After five years, the first neighborhood is nearly built. But developer Bashar al-Masri is worried, because when it comes to water, Israel controls the spigot in the occupied West Bank.

"We're about to have people move into the city," he says, "and we still do not have a solid solution for the water."

Read more
Shots - Health News
3:07 am
Mon August 12, 2013

New Muscle Drugs Could Be The Next Big Thing In Sports Doping

Belgian Blue bulls look like they are made of muscle because they have a mutation in the gene that codes for the protein myostatin. In humans, as in other types of cattle, myostatin normally limits the number of muscle fibers that form before birth and then limits the growth of those fibers later on.
Courtesy of Se-Jin Lee and Alexandra McPherron PNAS

Originally published on Mon August 12, 2013 11:03 am

Research intended to help people with muscle-wasting diseases could be about to launch a new era in performance-enhancing drugs.

The research has produced several muscle-building drugs now being tested in people with medical problems, including muscular dystrophy, cancer and kidney disease. The drugs all work by blocking a substance called myostatin that the body normally produces to keep muscles from getting too big.
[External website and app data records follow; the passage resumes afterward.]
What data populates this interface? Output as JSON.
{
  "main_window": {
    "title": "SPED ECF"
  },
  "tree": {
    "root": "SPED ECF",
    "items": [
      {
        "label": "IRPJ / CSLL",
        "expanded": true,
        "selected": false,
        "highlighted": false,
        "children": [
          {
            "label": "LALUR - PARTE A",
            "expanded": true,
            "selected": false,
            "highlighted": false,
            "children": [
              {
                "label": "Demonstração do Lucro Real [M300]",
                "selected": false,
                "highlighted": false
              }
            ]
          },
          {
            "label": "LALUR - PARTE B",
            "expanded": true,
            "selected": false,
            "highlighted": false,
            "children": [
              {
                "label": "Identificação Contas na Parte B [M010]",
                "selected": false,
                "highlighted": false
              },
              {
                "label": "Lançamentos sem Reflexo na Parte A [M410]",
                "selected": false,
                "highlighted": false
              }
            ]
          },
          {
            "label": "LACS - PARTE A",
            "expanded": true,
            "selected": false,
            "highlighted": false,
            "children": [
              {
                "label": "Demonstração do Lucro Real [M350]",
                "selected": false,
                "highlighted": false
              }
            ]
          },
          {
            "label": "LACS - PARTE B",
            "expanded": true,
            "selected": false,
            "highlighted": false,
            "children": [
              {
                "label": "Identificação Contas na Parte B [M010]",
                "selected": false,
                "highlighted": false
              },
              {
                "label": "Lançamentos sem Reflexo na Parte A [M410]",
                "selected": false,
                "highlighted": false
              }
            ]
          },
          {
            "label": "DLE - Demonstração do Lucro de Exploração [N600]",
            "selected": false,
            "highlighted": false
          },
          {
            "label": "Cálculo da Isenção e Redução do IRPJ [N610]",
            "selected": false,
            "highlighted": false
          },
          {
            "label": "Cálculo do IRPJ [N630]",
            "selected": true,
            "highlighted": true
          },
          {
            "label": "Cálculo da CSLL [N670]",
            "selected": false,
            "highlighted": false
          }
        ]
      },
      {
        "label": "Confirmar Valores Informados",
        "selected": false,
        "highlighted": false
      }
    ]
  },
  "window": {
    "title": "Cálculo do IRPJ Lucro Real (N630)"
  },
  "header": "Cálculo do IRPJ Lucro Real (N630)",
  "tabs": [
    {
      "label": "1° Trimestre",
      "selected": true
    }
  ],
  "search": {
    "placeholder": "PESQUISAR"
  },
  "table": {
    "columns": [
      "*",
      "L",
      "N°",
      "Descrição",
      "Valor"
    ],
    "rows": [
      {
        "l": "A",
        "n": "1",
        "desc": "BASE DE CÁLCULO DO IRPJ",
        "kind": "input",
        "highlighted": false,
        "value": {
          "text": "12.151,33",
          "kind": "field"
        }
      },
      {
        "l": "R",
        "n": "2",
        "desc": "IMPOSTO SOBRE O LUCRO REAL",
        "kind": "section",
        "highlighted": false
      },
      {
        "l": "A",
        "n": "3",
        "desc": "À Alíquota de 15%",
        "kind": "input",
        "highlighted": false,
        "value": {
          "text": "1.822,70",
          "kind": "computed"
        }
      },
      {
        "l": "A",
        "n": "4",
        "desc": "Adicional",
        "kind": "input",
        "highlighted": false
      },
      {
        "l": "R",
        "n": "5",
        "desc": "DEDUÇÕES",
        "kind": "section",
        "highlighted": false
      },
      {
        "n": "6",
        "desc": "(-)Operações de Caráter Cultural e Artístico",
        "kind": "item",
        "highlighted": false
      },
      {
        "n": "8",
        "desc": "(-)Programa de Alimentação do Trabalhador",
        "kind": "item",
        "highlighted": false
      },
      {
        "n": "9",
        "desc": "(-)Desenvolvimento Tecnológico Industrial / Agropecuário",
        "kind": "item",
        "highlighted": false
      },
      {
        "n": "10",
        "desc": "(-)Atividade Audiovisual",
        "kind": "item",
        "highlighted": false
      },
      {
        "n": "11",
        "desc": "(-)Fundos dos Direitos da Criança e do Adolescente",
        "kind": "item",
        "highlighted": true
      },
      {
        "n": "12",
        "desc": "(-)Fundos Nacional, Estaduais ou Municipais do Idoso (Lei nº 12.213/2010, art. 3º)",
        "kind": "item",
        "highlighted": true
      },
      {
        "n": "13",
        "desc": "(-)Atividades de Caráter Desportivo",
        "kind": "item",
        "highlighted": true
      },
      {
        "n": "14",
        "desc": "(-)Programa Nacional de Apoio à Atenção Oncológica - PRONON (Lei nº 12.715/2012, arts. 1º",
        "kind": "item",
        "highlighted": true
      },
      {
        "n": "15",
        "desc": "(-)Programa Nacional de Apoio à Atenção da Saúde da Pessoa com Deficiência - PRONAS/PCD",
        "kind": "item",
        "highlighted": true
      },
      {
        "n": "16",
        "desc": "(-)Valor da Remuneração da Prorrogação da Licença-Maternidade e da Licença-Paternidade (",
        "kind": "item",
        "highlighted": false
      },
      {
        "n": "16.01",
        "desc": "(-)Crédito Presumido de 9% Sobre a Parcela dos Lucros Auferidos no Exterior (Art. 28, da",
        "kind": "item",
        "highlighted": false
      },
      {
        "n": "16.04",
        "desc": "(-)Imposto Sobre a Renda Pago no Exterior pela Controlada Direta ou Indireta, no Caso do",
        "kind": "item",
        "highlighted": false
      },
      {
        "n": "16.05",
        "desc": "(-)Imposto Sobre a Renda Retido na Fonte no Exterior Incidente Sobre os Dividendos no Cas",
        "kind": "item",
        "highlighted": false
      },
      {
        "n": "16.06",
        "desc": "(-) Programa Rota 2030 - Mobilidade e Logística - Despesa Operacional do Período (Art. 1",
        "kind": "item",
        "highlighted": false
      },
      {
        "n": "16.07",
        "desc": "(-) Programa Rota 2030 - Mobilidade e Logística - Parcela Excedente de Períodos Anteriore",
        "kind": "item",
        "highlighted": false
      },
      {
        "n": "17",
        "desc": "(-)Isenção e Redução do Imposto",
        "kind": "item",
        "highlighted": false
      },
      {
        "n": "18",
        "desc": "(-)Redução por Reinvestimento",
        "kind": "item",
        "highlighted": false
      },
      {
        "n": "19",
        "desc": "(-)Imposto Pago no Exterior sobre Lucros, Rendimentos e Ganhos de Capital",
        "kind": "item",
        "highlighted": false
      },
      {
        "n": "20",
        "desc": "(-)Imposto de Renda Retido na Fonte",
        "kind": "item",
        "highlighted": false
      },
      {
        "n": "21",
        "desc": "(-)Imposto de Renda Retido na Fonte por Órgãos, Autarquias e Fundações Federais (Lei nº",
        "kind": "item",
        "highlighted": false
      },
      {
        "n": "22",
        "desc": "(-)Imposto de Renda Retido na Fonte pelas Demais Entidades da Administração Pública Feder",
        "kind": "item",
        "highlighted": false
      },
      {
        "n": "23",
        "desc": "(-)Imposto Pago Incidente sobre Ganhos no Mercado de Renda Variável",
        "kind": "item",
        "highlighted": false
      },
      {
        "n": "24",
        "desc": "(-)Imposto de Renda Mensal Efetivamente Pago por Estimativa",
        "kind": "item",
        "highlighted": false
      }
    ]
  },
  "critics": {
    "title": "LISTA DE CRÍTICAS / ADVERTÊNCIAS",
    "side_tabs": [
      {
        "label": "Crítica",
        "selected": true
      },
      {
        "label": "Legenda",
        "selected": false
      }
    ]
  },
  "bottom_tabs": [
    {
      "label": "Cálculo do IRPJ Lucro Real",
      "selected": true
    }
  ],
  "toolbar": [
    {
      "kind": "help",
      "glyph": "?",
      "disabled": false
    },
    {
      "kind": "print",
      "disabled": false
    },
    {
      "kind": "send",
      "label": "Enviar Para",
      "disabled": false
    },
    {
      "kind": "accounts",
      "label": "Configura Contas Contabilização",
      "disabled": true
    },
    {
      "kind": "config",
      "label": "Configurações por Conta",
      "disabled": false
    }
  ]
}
Read more
Photography
2:56 am
Mon August 12, 2013

Haunting Images Chronicle 165 Years Of A World At War

An American soldier reads a letter from home, while taking a break from repairing a tank tread in Lang Vei, Vietnam, in March 1971.
David Burnett/Contact Press Images

Originally published on Mon August 12, 2013 9:46 am

D-Day soldiers landing on Omaha Beach. A naked Vietnamese girl running from napalm. A Spanish loyalist, collapsing to the ground in death. These images of war, and some 300 others, are on view at the Corcoran Gallery of Art in Washington, D.C., in an exhibition called WAR/PHOTOGRAPHY: Images of Armed Conflict and Its Aftermath. Pictures from the mid-19th century to today, taken by commercial photographers, military photographers, amateurs and artists capture 165 years of conflict.

Read more
Environment
5:23 pm
Sun August 11, 2013

The Algae Is Coming, But Its Impact Is Felt Far From Water

Chinese beachgoers walk by an algae-covered public beach in Qingdao, China, in July. The seas off China have been hit by their largest-ever growth of algae, ocean officials say, with waves of green growth washing onto the shores.
AFP/Getty Images

Originally published on Sun August 11, 2013 5:49 pm

Algae blooms are green or red or brown, slimy, smelly and you don't want it coming soon to a waterfront near you.

Most of us don't give a lot of thought to algae until the furry-like monstrosity is spreading over beaches, rivers, lakes and bays, but gigantic algae blooms have become an increasing problem around the world.

The danger algae blooms pose is that they sap the body of water where they are growing of nutrients and oxygen; they then die, decompose and rot.

Read more
Music
5:03 pm
Sun August 11, 2013

Trumpeters And Troubadours: New And Old Music From Italy

The band Canzoniere Grecanico Salentino is leading the revival of an old Italian folk style called taranta, which has hypnotic rhythms meant to have restorative powers.
Daniela Cardone Courtesy of the artist

Originally published on Sun August 11, 2013 5:53 pm

Read more
NPR Story
5:03 pm
Sun August 11, 2013

Honduran Street Artist Paints A New Image For His Country

Originally published on Sun August 11, 2013 5:23 pm

In Honduras, there's a masked man on a mission to change his country's violent image. He calls himself the Maeztro Urbano, the "Urban Master." By day, he works in advertising; at night, he covers city walls with pictures of weapons turning into balloons or fat bureaucrats spending money on art, not guns. This story originally aired on Morning Edition on July 23, 2013.

Pages